*Your task*:
Across the records below, how many lines include the string "filter"? Respond with the number only.

*Listed entries*:
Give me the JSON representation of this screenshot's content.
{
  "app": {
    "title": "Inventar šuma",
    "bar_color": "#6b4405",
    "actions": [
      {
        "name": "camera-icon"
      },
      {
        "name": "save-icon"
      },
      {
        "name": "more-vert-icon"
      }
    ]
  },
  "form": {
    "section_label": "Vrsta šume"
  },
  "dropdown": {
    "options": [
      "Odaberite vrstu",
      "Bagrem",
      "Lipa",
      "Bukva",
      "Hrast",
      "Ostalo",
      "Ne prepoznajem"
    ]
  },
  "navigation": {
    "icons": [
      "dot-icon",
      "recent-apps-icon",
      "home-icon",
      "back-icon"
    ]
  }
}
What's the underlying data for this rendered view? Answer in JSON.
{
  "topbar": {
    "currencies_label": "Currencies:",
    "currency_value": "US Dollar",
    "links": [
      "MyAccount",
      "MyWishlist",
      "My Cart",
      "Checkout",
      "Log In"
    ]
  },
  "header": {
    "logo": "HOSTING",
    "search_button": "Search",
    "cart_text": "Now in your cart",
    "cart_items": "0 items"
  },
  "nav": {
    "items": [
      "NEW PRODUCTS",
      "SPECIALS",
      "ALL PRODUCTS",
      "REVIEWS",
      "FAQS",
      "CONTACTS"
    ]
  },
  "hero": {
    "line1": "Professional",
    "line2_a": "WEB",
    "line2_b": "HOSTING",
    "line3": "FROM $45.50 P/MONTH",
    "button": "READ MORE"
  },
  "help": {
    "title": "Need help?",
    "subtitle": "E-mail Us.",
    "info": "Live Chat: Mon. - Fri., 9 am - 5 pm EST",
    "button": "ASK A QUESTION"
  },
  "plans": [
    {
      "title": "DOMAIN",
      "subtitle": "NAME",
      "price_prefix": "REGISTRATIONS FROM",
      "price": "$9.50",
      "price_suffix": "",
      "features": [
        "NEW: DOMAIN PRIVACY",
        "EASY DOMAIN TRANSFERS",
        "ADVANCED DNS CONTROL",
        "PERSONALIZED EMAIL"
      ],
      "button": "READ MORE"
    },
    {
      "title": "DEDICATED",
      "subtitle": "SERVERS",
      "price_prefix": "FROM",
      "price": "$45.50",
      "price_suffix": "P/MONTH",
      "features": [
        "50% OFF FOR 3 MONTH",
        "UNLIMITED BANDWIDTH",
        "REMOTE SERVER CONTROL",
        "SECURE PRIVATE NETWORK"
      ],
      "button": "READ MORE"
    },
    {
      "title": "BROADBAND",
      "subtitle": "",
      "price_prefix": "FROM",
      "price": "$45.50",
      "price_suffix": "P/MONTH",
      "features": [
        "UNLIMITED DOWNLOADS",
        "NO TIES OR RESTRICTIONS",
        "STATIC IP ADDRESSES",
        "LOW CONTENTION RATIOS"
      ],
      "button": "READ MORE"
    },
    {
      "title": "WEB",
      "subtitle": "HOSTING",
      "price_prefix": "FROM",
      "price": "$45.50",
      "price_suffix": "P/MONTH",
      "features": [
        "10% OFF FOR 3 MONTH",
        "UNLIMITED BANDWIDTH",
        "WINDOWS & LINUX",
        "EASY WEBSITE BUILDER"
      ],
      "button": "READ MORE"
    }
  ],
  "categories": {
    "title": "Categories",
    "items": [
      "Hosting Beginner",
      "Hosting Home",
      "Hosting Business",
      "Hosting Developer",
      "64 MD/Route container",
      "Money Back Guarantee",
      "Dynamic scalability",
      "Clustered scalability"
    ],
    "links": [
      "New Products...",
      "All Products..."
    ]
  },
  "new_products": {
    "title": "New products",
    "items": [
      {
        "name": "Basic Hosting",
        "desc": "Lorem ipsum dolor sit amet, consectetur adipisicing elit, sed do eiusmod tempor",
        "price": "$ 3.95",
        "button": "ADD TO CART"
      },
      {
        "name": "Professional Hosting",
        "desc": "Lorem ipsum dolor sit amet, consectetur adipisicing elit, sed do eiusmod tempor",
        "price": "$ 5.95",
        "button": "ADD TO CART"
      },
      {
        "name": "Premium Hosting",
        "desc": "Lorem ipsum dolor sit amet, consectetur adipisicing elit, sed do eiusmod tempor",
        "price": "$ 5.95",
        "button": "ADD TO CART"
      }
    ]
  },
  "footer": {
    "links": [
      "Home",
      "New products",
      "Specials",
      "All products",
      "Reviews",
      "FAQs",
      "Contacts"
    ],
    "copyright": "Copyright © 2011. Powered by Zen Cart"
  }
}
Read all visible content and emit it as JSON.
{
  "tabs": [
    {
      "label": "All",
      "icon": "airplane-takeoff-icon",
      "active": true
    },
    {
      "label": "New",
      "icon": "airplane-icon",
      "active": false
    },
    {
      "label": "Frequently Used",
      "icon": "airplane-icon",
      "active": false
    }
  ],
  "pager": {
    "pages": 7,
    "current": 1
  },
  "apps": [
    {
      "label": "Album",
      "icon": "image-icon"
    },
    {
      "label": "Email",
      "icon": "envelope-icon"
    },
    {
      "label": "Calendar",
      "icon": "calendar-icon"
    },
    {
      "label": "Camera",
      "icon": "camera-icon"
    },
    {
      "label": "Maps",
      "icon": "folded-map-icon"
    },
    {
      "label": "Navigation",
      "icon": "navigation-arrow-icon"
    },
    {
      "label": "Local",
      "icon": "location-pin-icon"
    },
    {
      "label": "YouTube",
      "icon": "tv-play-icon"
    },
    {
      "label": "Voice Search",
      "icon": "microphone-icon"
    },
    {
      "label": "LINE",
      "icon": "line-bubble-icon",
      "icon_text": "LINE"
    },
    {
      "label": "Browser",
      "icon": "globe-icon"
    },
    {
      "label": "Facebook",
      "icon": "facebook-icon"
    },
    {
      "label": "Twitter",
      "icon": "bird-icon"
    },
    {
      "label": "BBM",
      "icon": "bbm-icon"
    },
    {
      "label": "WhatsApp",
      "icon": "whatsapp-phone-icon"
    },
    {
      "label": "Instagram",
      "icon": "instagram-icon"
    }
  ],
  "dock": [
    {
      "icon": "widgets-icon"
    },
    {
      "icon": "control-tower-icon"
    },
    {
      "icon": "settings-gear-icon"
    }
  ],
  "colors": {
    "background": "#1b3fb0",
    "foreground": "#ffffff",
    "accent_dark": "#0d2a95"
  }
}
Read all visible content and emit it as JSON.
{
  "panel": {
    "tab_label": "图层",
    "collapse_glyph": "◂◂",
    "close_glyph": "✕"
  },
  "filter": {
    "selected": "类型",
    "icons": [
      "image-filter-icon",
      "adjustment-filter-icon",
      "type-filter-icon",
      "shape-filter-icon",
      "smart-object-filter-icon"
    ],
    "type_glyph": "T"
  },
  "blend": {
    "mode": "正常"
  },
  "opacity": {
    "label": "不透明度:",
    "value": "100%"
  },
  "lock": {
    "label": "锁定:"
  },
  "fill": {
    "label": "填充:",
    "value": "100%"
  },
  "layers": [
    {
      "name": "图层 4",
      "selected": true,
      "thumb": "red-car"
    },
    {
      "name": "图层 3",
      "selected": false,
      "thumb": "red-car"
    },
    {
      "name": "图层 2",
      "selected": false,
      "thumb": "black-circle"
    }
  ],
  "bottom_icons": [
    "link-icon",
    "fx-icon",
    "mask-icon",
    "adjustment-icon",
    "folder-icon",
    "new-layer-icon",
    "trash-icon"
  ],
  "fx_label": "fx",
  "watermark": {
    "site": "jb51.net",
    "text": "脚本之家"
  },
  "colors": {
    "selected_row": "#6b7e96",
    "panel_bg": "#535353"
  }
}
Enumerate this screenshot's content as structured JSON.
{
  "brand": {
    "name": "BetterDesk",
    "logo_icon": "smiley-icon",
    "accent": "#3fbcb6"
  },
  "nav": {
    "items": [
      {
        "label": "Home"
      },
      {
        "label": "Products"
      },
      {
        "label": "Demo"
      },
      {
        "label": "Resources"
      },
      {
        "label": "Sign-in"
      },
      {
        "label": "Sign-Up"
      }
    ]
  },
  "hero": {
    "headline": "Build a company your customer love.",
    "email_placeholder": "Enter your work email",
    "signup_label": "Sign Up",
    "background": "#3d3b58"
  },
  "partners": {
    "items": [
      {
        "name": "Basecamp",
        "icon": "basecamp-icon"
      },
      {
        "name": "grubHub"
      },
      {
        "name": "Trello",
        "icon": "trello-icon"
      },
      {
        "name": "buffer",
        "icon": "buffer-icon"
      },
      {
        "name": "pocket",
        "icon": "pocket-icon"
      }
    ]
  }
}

*Written response*:
6